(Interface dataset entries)
= Beginning of Section =

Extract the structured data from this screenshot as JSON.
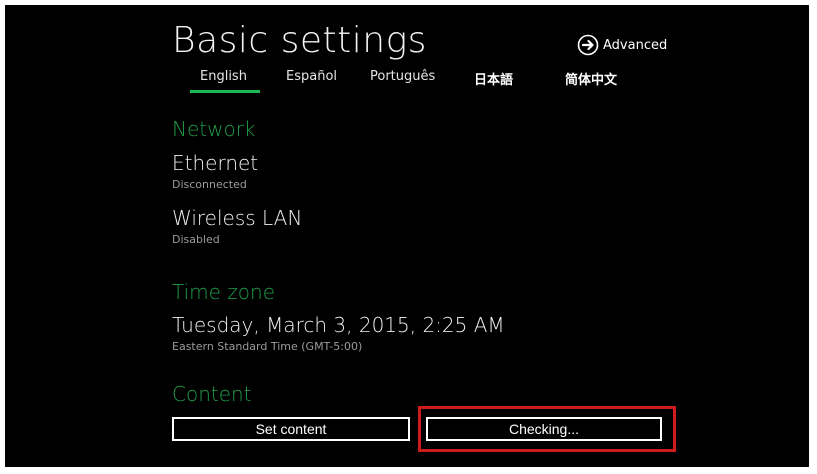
{
  "page": {
    "title": "Basic settings",
    "advanced_label": "Advanced",
    "accent_color": "#1f9e4a",
    "highlight_color": "#d01b1b"
  },
  "languages": [
    {
      "label": "English",
      "selected": true
    },
    {
      "label": "Español",
      "selected": false
    },
    {
      "label": "Português",
      "selected": false
    },
    {
      "label": "日本語",
      "selected": false
    },
    {
      "label": "简体中文",
      "selected": false
    }
  ],
  "network": {
    "heading": "Network",
    "ethernet": {
      "title": "Ethernet",
      "status": "Disconnected"
    },
    "wireless": {
      "title": "Wireless LAN",
      "status": "Disabled"
    }
  },
  "time_zone": {
    "heading": "Time zone",
    "datetime": "Tuesday, March 3, 2015, 2:25 AM",
    "zone": "Eastern Standard Time (GMT-5:00)"
  },
  "content": {
    "heading": "Content",
    "set_content_label": "Set content",
    "checking_label": "Checking..."
  }
}
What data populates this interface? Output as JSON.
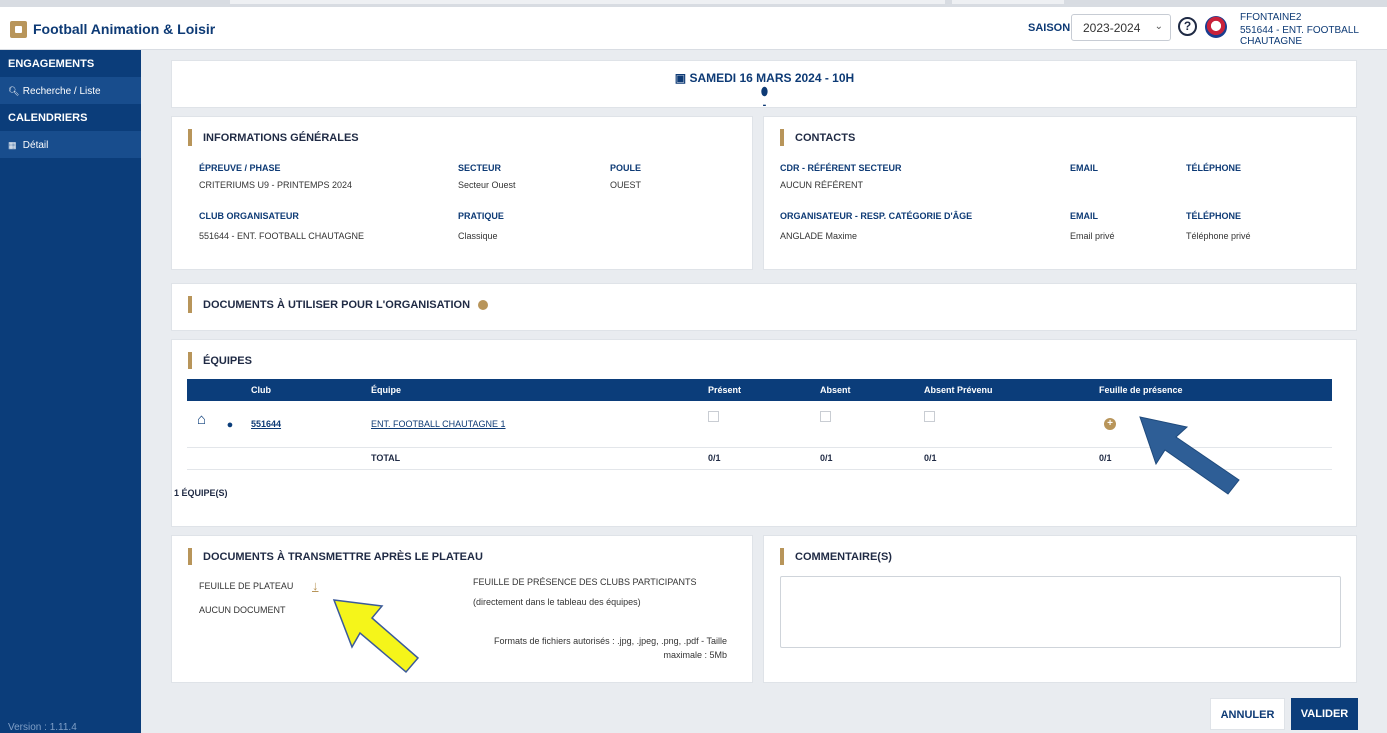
{
  "header": {
    "app_title": "Football Animation & Loisir",
    "saison_label": "SAISON",
    "saison_value": "2023-2024",
    "help_icon": "help-circle-icon",
    "user_name": "FFONTAINE2",
    "user_club": "551644 - ENT. FOOTBALL CHAUTAGNE"
  },
  "sidebar": {
    "engagements": "ENGAGEMENTS",
    "recherche": "Recherche / Liste",
    "calendriers": "CALENDRIERS",
    "detail": "Détail",
    "version": "Version : 1.11.4"
  },
  "event": {
    "date": "SAMEDI 16 MARS 2024 - 10H",
    "location": "-"
  },
  "infos": {
    "title": "INFORMATIONS GÉNÉRALES",
    "epreuve_label": "ÉPREUVE / PHASE",
    "epreuve_value": "CRITERIUMS U9 - PRINTEMPS 2024",
    "secteur_label": "SECTEUR",
    "secteur_value": "Secteur Ouest",
    "poule_label": "POULE",
    "poule_value": "OUEST",
    "club_label": "CLUB ORGANISATEUR",
    "club_value": "551644 - ENT. FOOTBALL CHAUTAGNE",
    "pratique_label": "PRATIQUE",
    "pratique_value": "Classique"
  },
  "contacts": {
    "title": "CONTACTS",
    "cdr_label": "CDR - RÉFÉRENT SECTEUR",
    "cdr_value": "AUCUN RÉFÉRENT",
    "email_label": "EMAIL",
    "tel_label": "TÉLÉPHONE",
    "org_label": "ORGANISATEUR - RESP. CATÉGORIE D'ÂGE",
    "org_value": "ANGLADE Maxime",
    "org_email": "Email privé",
    "org_tel": "Téléphone privé"
  },
  "documents": {
    "title": "DOCUMENTS À UTILISER POUR L'ORGANISATION"
  },
  "equipes": {
    "title": "ÉQUIPES",
    "headers": [
      "Club",
      "Équipe",
      "Présent",
      "Absent",
      "Absent Prévenu",
      "Feuille de présence"
    ],
    "row": {
      "club": "551644",
      "equipe": "ENT. FOOTBALL CHAUTAGNE 1"
    },
    "total": {
      "label": "TOTAL",
      "present": "0/1",
      "absent": "0/1",
      "prevenu": "0/1",
      "feuille": "0/1"
    },
    "count": "1 ÉQUIPE(S)"
  },
  "transmettre": {
    "title": "DOCUMENTS À TRANSMETTRE APRÈS LE PLATEAU",
    "feuille_plateau": "FEUILLE DE PLATEAU",
    "aucun_doc": "AUCUN DOCUMENT",
    "feuille_presence": "FEUILLE DE PRÉSENCE DES CLUBS PARTICIPANTS",
    "feuille_presence_sub": "(directement dans le tableau des équipes)",
    "formats_1": "Formats de fichiers autorisés : .jpg, .jpeg, .png, .pdf - Taille",
    "formats_2": "maximale : 5Mb"
  },
  "commentaires": {
    "title": "COMMENTAIRE(S)"
  },
  "actions": {
    "cancel": "ANNULER",
    "validate": "VALIDER"
  },
  "colors": {
    "navy": "#0b3d7a",
    "gold": "#b8955a",
    "arrow_blue": "#2e5e96",
    "arrow_yellow": "#f5f51a"
  }
}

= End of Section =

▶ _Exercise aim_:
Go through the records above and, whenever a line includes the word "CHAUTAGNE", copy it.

▶ _Task solution_:
    "user_club": "551644 - ENT. FOOTBALL CHAUTAGNE"
    "club_value": "551644 - ENT. FOOTBALL CHAUTAGNE",
      "equipe": "ENT. FOOTBALL CHAUTAGNE 1"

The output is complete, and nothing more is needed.